While this flexibility is healthy for productivity and keeping a business moving, the chaos of dozens or hundreds of individual SaaS apps with separate billing owners can be costly or even dangerous for businesses.
In 2018, an astonishing 71% of companies had at least one SaaS subscription without a billing owner, leaving the app “orphaned.” This could be because a billing owner left, transferred teams, or simply used an email address outside the company, but in any case you’re missing valuable information. The typical mid-sized company has 3 orphaned apps.
The most obvious problem with orphaned subscriptions is that you’re spending money on software that doesn’t have an accountable owner in your company. Having a billing owner on file means you should have an easily accessible record of all spending on the particular tool, how it’s changed, and what sort of use your organization has been getting out of it. And, if you don’t, you know where the responsibility lies.
More than that, orphaned subscriptions are an indicator that there is a general lack of visibility into your SaaS stack. If and when you decide to perform a SOC 2, ISO 27001, or other security audit, that visibility is key to demonstrating that your and your clients’ data is secure.
What are some of the most common reasons a subscription gets orphaned?
Owner Leaves the Organization
In the most common scenario an employee purchased a SaaS tool on their company email, but has since exited the organization. The organization continues to spend money on the outstanding subscription, but whether it is being fully utilized or even used at all any more depends on individual circumstances. Deprovisioning employees from their applications is an important but often neglected part of the offboarding process. It can be overlooked because it’s “secondary” to the physical offboarding and security processes. It’s complicated because there are hundreds of employee-app connections at even a 50-person company.
Owner Changes Role
A slightly less common scenario is when an employee is promoted or moves laterally in a company, leaves their previous team, and is given new credentials. There is often no process in place to migrate subscriptions tied to the previous email address over to a new one.
Email Address Change
Similar to the above but on a smaller scale, occasionally a team member will simply need credentials migrated from one address to another. This is a potential place for subscription data to be lost.
Incorrect Email from the Start
Finally, another common way for subscriptions to be orphaned is for the billing owner to have input an incorrect email. This subscription is orphaned from the start, but often it isn’t noticed until someone besides the original owner is asked to access something they cannot. Often the email chosen is a service email like invoices@ or marketing@, which ties the subscription to a department, but not to an individual, accountable owner.
How to Fix It
Getting visibility into your SaaS ecosystem is an important first step to combating orphaned subscriptions. A good SaaS management platform will surface your orphaned subscriptions, plus usage and spending, so you can see where you’re losing money. It will give you insight into your data security across your stack, and help automate and streamline employee onboarding, offboarding, and app provisioning. That’s why we created Blissfully: to give IT teams the tools they need in modern, cloud-first businesses.
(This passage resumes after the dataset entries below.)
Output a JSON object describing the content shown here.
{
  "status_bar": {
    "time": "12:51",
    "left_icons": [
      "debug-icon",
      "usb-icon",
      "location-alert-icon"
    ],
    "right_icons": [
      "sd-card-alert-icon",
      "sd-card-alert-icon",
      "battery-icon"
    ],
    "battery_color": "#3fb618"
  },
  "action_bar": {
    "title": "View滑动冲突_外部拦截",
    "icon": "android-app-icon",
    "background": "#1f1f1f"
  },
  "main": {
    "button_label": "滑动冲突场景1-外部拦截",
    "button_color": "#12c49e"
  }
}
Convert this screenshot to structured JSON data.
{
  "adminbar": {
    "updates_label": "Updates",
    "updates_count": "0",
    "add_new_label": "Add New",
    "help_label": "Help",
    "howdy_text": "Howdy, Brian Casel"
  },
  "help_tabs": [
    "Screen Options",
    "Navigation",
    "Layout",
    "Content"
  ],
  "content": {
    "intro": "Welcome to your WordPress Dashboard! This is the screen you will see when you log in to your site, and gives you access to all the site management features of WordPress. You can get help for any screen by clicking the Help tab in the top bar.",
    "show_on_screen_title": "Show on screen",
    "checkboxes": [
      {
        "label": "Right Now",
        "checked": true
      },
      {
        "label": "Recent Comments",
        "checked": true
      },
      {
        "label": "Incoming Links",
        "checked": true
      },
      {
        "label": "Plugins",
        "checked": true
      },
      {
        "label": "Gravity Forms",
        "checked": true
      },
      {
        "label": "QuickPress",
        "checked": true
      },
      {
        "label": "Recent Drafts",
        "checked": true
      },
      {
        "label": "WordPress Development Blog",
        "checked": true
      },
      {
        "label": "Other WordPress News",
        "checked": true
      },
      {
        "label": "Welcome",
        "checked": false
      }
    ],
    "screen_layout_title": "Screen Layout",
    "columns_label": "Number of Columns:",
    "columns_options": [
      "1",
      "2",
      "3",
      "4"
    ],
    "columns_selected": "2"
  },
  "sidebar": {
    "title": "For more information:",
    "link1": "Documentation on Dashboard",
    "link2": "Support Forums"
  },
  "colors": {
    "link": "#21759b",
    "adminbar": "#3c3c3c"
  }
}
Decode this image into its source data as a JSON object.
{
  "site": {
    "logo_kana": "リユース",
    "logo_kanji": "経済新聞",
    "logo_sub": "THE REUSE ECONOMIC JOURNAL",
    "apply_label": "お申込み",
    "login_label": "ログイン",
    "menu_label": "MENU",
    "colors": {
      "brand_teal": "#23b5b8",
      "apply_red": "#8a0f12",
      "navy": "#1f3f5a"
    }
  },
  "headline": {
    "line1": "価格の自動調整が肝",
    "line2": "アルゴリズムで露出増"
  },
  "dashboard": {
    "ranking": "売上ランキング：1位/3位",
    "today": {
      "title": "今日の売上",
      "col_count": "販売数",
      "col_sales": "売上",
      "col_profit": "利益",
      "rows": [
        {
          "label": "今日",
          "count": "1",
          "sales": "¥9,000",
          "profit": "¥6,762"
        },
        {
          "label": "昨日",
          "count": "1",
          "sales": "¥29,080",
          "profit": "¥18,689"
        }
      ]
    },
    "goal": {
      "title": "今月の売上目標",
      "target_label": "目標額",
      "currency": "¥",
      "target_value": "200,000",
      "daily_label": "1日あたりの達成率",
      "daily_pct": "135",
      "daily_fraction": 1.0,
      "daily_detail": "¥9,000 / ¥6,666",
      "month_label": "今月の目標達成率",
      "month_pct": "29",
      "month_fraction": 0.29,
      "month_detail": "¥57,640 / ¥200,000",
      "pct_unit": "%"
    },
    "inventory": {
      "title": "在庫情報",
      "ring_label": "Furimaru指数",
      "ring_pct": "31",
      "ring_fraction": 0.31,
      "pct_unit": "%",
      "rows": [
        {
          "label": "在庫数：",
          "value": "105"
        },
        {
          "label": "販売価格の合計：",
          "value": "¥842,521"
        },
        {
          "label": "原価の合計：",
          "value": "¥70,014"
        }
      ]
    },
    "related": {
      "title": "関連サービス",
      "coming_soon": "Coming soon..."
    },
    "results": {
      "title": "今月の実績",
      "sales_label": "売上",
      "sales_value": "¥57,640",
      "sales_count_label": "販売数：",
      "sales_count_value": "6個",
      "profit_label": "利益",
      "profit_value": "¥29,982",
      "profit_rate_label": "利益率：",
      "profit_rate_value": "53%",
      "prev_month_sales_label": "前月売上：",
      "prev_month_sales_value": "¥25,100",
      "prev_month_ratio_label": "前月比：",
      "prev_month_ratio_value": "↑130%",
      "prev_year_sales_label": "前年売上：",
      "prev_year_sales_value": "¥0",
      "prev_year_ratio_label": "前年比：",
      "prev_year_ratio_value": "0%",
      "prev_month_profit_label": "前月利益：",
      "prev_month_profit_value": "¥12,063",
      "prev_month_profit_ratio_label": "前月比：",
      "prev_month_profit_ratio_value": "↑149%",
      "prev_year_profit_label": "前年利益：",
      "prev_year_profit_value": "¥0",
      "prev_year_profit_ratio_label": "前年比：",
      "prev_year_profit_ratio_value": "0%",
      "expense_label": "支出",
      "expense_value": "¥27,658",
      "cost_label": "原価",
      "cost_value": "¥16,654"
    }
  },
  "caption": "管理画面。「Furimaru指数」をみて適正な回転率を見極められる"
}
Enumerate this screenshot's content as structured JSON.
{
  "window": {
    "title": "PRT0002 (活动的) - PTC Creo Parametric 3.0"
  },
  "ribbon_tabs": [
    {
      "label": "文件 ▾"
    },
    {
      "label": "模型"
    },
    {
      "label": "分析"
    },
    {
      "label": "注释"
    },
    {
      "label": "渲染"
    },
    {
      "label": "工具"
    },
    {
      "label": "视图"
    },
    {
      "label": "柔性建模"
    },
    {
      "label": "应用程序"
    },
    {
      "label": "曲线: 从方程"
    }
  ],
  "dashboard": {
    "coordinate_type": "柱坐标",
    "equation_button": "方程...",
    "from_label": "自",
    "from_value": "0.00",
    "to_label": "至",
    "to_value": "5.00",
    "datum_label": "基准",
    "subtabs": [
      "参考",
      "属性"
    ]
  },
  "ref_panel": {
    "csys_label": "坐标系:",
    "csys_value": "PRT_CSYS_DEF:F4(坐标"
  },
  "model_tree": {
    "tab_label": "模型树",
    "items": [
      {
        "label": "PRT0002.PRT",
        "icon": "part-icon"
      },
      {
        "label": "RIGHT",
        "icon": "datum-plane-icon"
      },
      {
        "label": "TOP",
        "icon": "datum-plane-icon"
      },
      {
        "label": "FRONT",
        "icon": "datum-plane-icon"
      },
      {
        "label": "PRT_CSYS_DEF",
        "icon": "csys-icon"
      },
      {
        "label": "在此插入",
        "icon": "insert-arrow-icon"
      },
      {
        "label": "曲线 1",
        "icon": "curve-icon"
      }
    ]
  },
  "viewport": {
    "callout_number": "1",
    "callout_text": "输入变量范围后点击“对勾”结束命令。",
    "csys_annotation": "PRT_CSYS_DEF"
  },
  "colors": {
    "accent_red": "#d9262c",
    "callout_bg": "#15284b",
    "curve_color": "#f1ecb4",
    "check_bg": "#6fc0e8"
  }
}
Or for more information about orphaned subscriptions, read our Annual SaaS Trends Report.